Of all the enzymes in chlorophyll biosynthesis, the aerobic oxidative cyclase is the most poorly understood at the molecular level. One may attribute this to the fact that the prototypical pathway was derived from the very elegant and efficient dissection of the bch genes in the photosynthetic gene cluster of the model organism Rhodobacter capsulatus, which does not require an aerobic cyclase because it synthesizes Bchl only under anaerobic conditions.

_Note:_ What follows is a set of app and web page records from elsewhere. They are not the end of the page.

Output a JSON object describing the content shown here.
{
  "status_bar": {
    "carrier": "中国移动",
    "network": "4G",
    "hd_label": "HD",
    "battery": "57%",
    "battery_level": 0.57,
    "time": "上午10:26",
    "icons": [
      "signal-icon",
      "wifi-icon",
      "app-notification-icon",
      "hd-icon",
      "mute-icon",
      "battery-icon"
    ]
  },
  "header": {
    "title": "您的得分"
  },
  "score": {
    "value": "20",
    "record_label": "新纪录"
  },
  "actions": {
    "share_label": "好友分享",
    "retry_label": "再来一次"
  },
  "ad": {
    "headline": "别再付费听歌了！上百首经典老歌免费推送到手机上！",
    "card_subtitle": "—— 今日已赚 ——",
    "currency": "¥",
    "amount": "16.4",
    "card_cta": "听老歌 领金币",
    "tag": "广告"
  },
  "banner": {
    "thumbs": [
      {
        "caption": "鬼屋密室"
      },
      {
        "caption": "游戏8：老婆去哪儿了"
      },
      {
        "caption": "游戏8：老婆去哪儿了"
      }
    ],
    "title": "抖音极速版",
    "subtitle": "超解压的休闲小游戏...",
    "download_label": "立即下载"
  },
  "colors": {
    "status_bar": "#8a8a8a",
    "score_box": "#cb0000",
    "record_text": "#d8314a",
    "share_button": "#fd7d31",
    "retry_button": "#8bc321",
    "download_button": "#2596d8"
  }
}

The first step is the stereospecific hydroxylation of the methyl esterified Ring C propionate, followed by oxidation of the alcohol to the corresponding ketone. The now activated methylene group then reacts with the γ meso carbon of the porphyrin nucleus in an oxidative reaction involving removal of 2H to yield Ring E. The hydroxylated compound was suggested to be a genuine intermediate based on its pattern of accumulation during the course of the reaction – an initial increase followed by a decrease as product was formed – and because it could serve as a substrate for the enzyme. In the same studies from the Castelfranco group, the keto compound was likewise established as an intermediate on the basis of its ability to serve as a substrate for the enzyme. An Fe requirement in the aerobic cyclase reaction was proposed some time ago because iron-deficient plants accumulate pathway intermediates such as MgProtoIX and MgProtoIXMME, and this was confirmed subsequently by inhibition of enzymatic activity in vitro by iron chelators.
In collaboration with Poul Erik Jensen’s group in Copenhagen, we established that a new di-iron enzyme (whose occurrence is restricted to organisms that have the capacity to make Chl (or Bchl) under aerobic conditions) is required for conversion of MgProtoIXMME to DV-Pchlde (Moseley et al., 2000; Tottey et al., 2003). The corresponding gene was named CHL27. Based on the reactions catalyzed by the aerobic oxidative cyclase and in vitro reconstitution of the reaction from wild-type and mutant extracts by von Wettstein and co-workers, it is apparent that the cyclase is a multi-subunit membrane protein complex. A key objective of this project is the resolution of additional subunits. In Chlamydomonas, the di-iron protein occurs in two forms: Chl27A expressed in –Cu cells and Chl27B expressed in +Cu cells. They are functionally analogous but not identical. A second objective in this project is to a) distinguish whether the two proteins are differently localized, and b) differentiate between the phenotypes of chl27A and chl27B strains.
1. Quinn, J.M., Barraco, P., Eriksson, M., Merchant, S. (2000) Coordinate copper- and oxygen-responsive Cyc6 and Cpx1 expression in Chlamydomonas is mediated by the same element. J. Biol. Chem 275:6080-6089.
2. Tottey S., Block, M.A., Allen, M., Westergren, T., Albrieux, C., Scheller, H.V., Merchant, S., Jensen, P.E. (2003) Arabidopsis CHL27, located in both envelope and thylakoid membranes, is required for the synthesis of protochlorophyllide. Proc. Natl. Acad. Sci. USA 100:16119-16124